Read More Referencing Insiders is a Best Practice

Richard Bejtlich has a post responding to an InformationWeek article written by Michael Healey, ostensibly about end user security.  Richard  upbraids Michael for writing the following: Too many IT teams think of security as their trump card to stop any discussion of emerging tech deemed too risky… Are we really less secure than we were…

Read More Michael Healey: Pay Attention (Piling On)

Over in the Securosis blog, Rich Mogull wrote a post “There is No Market for Security Innovation.” Rich is right that there’s currently no market, but that doesn’t mean there’s no demand. I think there are a couple of inhibitors to the market, but the key one is that transaction costs are kept high by…

Read More Counterpoint: There is demand for security innovation

Some time back, a friend of mine said “Alex, I like the concept of Risk Management, but it’s a little like the United Nations – Good in concept, horrible in execution”. Recently, a couple of folks have been talking about how security should just be a “diligence” function, that is, we should just prove that…

Read More Why I'm Skeptical of "Due Diligence" Based Security

Previously, Russell wrote “Everybody complains about lack of information security research, but nobody does anything about it.” In that post, he argues for a model where Ideally, this program should be “idea capitalists”, knowing some people and ideas won’t payoff but others will be huge winners. One thing for sure — we shouldn’t focus this…

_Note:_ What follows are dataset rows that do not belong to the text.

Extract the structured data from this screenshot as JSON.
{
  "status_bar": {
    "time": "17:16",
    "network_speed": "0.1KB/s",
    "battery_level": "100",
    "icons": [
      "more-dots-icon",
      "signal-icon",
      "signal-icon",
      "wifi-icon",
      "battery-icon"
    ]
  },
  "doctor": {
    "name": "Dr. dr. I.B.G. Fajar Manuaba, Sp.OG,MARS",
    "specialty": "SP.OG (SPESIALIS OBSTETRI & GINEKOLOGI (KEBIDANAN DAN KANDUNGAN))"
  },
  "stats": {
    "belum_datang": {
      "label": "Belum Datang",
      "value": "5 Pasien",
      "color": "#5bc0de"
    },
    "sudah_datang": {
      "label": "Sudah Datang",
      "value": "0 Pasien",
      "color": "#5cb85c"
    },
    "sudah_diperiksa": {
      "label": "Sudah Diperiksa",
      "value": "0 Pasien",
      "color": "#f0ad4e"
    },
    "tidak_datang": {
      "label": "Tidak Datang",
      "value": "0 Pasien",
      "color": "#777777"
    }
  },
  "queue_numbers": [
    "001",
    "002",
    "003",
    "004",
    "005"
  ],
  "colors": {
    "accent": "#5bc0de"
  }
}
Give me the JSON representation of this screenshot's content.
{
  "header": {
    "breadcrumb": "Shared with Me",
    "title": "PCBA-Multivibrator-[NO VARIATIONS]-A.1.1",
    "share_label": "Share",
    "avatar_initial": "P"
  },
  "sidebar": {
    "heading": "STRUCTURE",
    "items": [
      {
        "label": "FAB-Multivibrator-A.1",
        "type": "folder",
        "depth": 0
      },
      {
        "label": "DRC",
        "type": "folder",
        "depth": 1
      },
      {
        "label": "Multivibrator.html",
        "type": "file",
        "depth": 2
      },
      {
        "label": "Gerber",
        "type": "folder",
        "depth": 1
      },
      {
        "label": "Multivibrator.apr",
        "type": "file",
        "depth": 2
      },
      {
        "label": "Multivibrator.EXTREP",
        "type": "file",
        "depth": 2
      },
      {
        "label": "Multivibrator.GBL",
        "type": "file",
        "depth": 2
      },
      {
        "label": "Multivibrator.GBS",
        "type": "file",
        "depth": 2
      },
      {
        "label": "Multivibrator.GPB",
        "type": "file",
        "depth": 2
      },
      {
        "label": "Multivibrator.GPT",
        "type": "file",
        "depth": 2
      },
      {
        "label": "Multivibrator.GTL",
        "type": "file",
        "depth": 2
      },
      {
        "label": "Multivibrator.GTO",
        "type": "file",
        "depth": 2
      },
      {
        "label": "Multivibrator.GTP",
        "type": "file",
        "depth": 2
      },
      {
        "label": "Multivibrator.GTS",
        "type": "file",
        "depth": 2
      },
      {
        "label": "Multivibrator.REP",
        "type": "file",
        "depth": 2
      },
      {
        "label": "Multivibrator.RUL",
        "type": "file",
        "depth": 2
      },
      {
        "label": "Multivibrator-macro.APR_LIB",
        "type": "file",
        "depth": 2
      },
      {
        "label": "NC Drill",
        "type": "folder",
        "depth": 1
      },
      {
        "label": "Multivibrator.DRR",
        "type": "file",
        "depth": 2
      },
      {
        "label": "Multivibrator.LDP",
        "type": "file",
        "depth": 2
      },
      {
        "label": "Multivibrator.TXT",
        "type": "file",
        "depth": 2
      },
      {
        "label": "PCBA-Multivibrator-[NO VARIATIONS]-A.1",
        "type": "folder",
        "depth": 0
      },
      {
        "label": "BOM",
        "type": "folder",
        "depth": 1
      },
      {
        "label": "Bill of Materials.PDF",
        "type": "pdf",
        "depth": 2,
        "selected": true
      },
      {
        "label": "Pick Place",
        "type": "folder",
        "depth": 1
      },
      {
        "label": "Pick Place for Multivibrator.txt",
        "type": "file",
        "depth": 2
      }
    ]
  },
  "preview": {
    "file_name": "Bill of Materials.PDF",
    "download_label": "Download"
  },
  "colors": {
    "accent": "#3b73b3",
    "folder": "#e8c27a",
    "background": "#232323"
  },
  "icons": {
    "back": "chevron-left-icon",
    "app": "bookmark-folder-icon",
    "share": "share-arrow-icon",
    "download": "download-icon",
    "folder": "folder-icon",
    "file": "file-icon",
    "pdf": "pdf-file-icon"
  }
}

Read More Everybody Should Be Doing Something about InfoSec Research